A mental health professional braids stories of her patients’ epiphanies with her own personal journey through Nazi Germany.
As a Holocaust survivor and clinical psychologist, 89-year-old Eger is often introduced to her audiences at speaking engagements as “the Anne Frank who didn’t die.” Her poignantly crafted memoir is a meditation on two motifs: the internal struggle of psychologically troubled individuals and the deep shadows cast upon the future of a concentration camp survivor. As a teenager living as the “silent sister” in a dynamic Jewish-Hungarian family in Czechoslovakia, the author recalls being forcibly “resettled” to a labor camp and then transported by train as “human cargo” to Auschwitz, where her parents were promptly executed. Eger was somehow spared, and notoriously sadistic executioner Josef Mengele commanded her to dance in exchange for rare bread rations. Sent to other concentration camps, she was plucked, nearly lifeless, from a carcass heap as the war ended. She married, bore children, befriended fellow survivor Viktor Frankl, and began the “cautious joy” of a new life and career in America. Yet she grew desperate to redress a history scarred by evil: “I began to formulate a new relationship with my own trauma.” Crosscutting this intensely bittersweet narrative are portraitures of the author’s clinical patients, many of whose experiences mirrored much of what Eger had to overcome in order to thrive in society.
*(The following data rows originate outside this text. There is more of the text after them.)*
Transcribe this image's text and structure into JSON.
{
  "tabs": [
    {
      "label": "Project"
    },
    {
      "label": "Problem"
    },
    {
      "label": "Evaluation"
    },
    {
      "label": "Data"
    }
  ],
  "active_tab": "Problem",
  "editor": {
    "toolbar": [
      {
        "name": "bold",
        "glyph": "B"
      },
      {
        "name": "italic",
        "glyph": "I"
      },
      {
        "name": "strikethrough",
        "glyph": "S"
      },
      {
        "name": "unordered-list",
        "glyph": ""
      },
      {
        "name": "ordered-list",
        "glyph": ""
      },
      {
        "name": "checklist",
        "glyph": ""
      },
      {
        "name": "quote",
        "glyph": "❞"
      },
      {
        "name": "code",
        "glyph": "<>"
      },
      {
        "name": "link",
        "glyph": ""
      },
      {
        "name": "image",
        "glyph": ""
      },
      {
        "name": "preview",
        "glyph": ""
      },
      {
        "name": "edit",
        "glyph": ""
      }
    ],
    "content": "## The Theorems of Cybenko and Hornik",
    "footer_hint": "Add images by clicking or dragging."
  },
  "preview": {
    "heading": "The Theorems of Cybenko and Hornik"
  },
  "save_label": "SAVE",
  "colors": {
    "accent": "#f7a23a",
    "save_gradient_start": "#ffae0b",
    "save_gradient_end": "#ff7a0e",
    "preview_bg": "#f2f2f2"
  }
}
She intriguingly compares her office sessions, and in mining the roots of pain and victimization, she declares that “suffering is universal…but victimhood is optional.” The distressed fabric of the author’s traumatic past becomes a beautiful backdrop for a memoir written with integrity and conviction. Throughout, Eger is strong in her knowledge of what makes life better for those of us willing to relinquish past “regret and unresolved grief” and “enjoy the full, rich feast of life.”
A searing, astute study of intensive healing and self-acceptance through the absolution of suffering and atrocity.